Why is there this terrible hostility between the State and Christ? Why is Jesus so threatening to the nation? Why is he found to be a criminal?The revolution of Jesus, then, is freedom from the power of death as manifested by the State, or any other power. The revolution of Jesus is being a human being in the midst of death's works. And the important point here is this: being a human being in a world run by death has political implications.
The answer to such questions is in the indictment: He says that "He himself is Christ a king."
...Christ as king means Man no more enslaved to institutions, no longer a pawn of technologies, no mere servant of the State or of any other authority, no incapacitated victim of a damaged environment. Christ as King means Man free from bondage to ideologies and institutions, free from revolutionary causes as well, free from idolatry of Caesar, and, not the least of it free from religion which tries to disguise such slaveries as virtuous, free from all these and all similar claims which really only conceal death--only the dehumanization of life--for all.
Being alive--living as a resurrected person--in the midst of death can make you a criminal.
When death rules resurrection is often a crime.

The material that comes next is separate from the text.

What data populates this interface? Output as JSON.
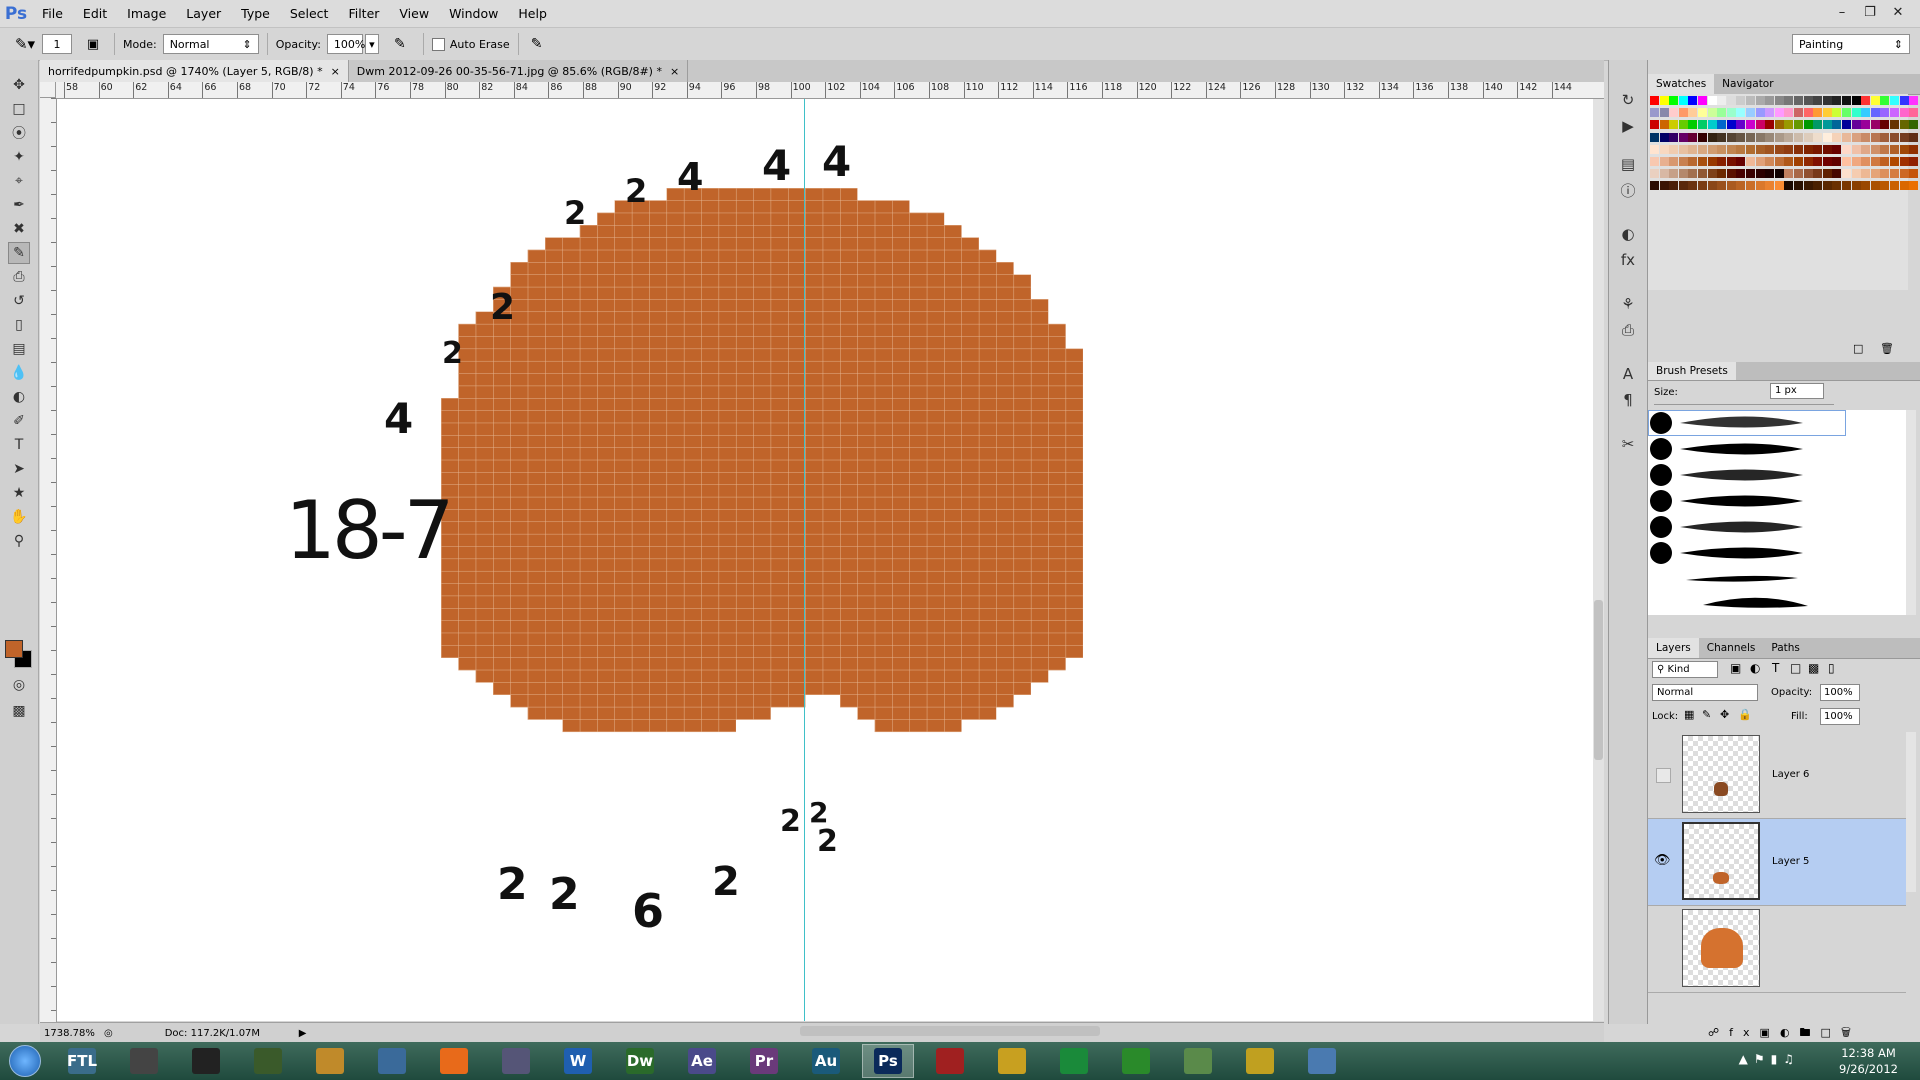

Christians have known the transcendence of death's assaults, politically as much as personally, so that they live unintimidated by the continuing, ingenious, and versatile aggressions of death. The mark that distinguishes a Christian (which, by the way, has nothing to do with either religion or rectitude) is that the Christian has endured, already, a reconciliation of his or her own life with the world, so that conflict, injustice, alienation, brutality, moral confusion, or any other portents of death are no longer an intimidation, enticement, enslavement, a threat or defeat. The mark of the Christian is, simply, that he or she is a matured and freed human being. The direct political implication of this risen character of the Christian is that, as contrasted with other revolutionaries, of which Barabbas is the example and symbol, the Christian is an incessant revolutionary. The Christian is always, everywhere, in revolt--not for himself or herself but for humanity. There is something inherently, invariably, persistently, perpetually, inexhaustibly, inevitably revolutionary in the suffering of reconciliation--in the experience of one's own personhood as humanity in society--which constitutes the Christian life in this world. The Christian as revolutionary is constantly welcoming the gift of human life, for himself and for all others, by exposing, opposing, and overturning all that betrays, entraps, or attempts to kill human life...
...the Christian, living as a free human being, living in transcendence of death's power, living, thus, as an implacable, insatiable, unappeasable, tireless, and resilient revolutionary, should be regarded by all authorities as a criminal.
As in the time of the trial of Jesus Christ, so in this day and place, to be truly free is to be a criminal.